Ian McEwan’s novels are as diverse as his upbringing. Born in Hampshire in 1948, his childhood was a transient one, spent moving between east Asia, Germany and north Africa, following his father’s military postings. His similarly wide-roaming career has positioned him as one of Britain’s foremost literary voices.
Kazuo Ishiguro was born in Nagasaki, Japan, in 1954 and moved to Britain at the age of five. His fiction has earned him many honours around the world, including the Nobel Prize in Literature and the Booker Prize. His novels have been translated into over fifty languages and The Remains of the Day, Never Let… Continue reading Kazuo Ishiguro
The greatest distance travelled by Jan Morris, was not across the Earth’s surface but from being newspaper reporter James Morris to the female voyager and historian Jan Morris. The Guardian James’ Morris post-war career as a journalist, writing for The Times and the Manchester Guardian, was balanced with time spent researching and writing travel books,… Continue reading Jan Morris

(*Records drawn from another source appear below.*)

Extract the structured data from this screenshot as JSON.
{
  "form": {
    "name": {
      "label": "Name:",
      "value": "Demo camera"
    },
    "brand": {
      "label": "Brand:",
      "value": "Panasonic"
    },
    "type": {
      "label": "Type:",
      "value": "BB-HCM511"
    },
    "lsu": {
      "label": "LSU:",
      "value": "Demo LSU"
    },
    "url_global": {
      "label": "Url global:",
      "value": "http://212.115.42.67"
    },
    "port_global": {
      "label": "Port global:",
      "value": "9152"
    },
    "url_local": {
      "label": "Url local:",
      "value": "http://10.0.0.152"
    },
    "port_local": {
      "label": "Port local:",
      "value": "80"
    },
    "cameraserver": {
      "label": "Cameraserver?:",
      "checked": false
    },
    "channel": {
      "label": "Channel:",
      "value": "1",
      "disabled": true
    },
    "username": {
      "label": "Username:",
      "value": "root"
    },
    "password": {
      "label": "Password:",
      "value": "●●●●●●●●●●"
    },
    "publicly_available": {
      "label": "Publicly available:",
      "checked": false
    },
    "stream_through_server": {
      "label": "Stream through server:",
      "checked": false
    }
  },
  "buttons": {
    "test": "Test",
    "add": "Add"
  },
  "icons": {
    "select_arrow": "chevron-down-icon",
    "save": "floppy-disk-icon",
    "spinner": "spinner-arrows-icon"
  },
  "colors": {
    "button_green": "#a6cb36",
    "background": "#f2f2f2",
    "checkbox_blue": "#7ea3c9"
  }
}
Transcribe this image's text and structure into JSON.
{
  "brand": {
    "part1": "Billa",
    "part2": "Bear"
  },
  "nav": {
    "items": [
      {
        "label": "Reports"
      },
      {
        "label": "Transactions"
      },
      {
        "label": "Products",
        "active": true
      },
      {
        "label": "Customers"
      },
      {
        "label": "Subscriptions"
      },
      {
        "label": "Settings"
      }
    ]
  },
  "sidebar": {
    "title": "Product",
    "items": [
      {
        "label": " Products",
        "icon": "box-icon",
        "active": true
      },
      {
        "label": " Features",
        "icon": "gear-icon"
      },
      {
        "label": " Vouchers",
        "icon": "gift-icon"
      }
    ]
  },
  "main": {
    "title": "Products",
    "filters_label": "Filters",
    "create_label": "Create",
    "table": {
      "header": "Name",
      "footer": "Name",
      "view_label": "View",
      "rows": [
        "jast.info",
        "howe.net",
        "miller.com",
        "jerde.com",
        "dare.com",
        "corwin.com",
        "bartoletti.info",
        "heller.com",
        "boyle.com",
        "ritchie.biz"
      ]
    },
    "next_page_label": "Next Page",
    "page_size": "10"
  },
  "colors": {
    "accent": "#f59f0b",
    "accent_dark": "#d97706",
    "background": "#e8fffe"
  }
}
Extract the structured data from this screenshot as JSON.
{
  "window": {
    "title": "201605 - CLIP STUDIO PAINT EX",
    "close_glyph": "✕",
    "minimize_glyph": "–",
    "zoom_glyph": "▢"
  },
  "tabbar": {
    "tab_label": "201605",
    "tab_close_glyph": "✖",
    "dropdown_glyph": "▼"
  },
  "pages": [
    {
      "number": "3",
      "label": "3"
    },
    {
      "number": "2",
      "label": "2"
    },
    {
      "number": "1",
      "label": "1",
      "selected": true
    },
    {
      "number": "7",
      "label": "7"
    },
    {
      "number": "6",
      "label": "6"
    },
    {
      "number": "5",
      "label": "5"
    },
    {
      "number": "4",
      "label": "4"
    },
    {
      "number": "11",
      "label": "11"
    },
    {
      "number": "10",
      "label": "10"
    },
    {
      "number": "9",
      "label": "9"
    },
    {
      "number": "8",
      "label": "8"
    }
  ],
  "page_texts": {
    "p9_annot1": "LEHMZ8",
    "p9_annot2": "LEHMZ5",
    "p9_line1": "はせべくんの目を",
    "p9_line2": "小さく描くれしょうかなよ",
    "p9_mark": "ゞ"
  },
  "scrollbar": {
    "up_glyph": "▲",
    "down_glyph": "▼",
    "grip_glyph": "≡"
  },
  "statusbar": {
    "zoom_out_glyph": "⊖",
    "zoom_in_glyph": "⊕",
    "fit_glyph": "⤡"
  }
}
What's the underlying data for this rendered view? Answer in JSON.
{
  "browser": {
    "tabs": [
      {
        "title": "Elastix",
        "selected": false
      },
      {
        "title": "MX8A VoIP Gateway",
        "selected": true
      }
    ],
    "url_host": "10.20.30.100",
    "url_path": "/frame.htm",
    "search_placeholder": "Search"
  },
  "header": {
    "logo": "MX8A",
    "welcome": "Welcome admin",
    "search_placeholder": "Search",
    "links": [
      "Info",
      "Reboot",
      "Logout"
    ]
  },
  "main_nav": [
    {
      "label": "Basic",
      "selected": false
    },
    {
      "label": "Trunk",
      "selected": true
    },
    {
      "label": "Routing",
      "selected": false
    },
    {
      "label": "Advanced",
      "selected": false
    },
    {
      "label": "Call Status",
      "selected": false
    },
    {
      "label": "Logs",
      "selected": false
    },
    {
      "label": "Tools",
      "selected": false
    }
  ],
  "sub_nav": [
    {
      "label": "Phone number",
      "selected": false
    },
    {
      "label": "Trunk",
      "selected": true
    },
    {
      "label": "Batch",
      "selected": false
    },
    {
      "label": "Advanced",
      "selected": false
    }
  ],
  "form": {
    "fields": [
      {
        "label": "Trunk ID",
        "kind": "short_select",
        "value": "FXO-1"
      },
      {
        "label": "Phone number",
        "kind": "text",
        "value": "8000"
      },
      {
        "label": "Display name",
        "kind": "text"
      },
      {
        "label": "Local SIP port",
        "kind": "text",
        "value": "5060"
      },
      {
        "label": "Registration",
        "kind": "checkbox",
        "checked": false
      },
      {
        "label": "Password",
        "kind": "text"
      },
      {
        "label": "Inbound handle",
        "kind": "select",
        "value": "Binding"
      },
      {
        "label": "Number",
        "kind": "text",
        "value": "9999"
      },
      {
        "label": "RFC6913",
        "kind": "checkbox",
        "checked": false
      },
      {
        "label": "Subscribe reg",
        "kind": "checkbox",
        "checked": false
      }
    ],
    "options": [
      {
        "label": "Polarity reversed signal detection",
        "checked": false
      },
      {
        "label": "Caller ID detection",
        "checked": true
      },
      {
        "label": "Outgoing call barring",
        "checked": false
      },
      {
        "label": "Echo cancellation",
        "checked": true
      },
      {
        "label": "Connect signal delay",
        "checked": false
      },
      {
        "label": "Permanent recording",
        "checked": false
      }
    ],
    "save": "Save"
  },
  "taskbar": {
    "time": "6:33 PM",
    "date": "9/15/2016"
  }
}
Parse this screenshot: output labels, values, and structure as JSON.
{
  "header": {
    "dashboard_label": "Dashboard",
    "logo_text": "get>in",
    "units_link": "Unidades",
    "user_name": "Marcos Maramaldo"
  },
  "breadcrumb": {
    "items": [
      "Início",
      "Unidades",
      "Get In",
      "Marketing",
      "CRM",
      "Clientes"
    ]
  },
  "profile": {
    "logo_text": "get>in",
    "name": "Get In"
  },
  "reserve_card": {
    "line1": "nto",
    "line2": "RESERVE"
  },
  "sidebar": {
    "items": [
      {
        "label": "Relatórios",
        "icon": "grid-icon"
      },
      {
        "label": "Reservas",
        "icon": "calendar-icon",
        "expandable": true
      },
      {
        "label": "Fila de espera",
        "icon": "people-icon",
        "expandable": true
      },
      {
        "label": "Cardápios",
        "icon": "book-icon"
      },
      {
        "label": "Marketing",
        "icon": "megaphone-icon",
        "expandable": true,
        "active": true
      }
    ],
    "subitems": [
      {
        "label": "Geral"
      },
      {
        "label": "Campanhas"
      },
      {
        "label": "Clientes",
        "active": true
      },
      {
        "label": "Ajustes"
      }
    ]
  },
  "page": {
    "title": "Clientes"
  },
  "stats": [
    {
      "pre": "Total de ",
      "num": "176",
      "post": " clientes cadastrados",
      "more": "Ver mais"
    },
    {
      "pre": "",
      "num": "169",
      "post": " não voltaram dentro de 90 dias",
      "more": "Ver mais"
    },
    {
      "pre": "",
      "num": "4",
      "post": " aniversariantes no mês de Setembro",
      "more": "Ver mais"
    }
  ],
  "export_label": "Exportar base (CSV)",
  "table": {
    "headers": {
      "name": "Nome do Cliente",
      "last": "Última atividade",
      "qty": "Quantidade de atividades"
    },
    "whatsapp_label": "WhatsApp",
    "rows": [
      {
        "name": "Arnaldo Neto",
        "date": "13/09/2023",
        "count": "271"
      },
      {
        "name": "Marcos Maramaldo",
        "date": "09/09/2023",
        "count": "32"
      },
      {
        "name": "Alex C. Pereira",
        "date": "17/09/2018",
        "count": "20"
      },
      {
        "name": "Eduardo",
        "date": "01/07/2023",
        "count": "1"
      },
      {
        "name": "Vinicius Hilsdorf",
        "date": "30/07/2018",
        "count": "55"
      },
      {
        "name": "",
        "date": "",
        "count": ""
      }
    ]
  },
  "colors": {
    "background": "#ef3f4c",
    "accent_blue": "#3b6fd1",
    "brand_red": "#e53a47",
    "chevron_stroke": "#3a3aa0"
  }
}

Virginia Woolf (1882–1941) remains one of the most innovative writers of the 20th century. Alongside her novels, Woolf was a prolific creator of essays, diaries, letters and biographies, capturing the changing world around her in her focus on the themes of transformation in gender roles, sexuality and class. Woolf was outspoken in her writing on… Continue reading Virginia Woolf